> _Record set_:
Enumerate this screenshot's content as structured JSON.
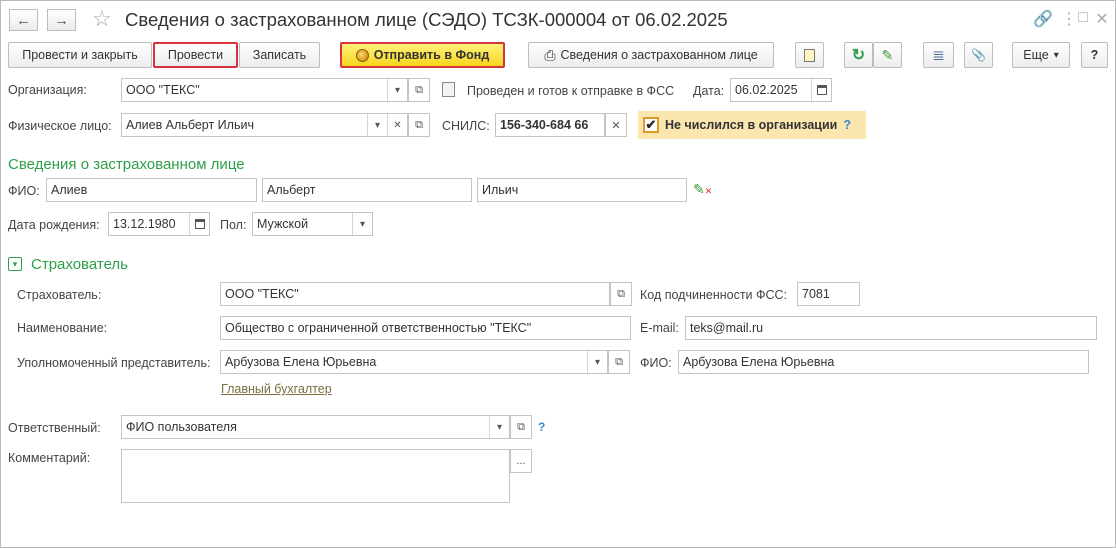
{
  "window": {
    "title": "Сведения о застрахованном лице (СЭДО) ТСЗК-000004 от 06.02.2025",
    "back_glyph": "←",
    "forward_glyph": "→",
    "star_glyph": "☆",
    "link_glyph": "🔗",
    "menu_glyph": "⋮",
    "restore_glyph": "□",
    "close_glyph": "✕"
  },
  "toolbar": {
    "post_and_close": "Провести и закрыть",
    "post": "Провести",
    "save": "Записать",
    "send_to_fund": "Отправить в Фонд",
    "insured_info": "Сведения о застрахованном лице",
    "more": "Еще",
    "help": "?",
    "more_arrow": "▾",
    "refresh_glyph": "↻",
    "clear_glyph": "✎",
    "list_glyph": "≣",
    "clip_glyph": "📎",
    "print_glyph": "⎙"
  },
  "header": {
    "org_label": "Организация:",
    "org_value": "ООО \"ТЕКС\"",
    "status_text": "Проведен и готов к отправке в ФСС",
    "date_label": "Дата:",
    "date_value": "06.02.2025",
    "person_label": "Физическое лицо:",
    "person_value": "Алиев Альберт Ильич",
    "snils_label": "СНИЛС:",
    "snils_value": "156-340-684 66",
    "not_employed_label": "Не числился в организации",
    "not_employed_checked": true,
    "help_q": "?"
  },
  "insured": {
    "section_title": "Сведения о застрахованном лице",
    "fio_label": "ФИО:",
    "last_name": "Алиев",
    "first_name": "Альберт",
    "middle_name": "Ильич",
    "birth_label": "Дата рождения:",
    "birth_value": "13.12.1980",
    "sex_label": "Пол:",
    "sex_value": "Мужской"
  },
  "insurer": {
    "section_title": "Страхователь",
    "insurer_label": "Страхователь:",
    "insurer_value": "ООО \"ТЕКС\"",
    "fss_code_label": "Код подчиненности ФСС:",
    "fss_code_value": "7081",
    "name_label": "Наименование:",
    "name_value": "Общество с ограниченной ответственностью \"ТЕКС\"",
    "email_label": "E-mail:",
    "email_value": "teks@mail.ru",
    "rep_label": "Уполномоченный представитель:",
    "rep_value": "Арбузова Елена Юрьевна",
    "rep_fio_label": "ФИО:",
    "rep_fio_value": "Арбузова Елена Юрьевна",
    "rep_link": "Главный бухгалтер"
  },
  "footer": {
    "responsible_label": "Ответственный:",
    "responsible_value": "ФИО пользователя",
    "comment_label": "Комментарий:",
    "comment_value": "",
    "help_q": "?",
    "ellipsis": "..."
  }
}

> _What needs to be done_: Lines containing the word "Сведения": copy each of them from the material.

> _Answer for this exercise_:
    "title": "Сведения о застрахованном лице (СЭДО) ТСЗК-000004 от 06.02.2025",
    "insured_info": "Сведения о застрахованном лице",
    "section_title": "Сведения о застрахованном лице",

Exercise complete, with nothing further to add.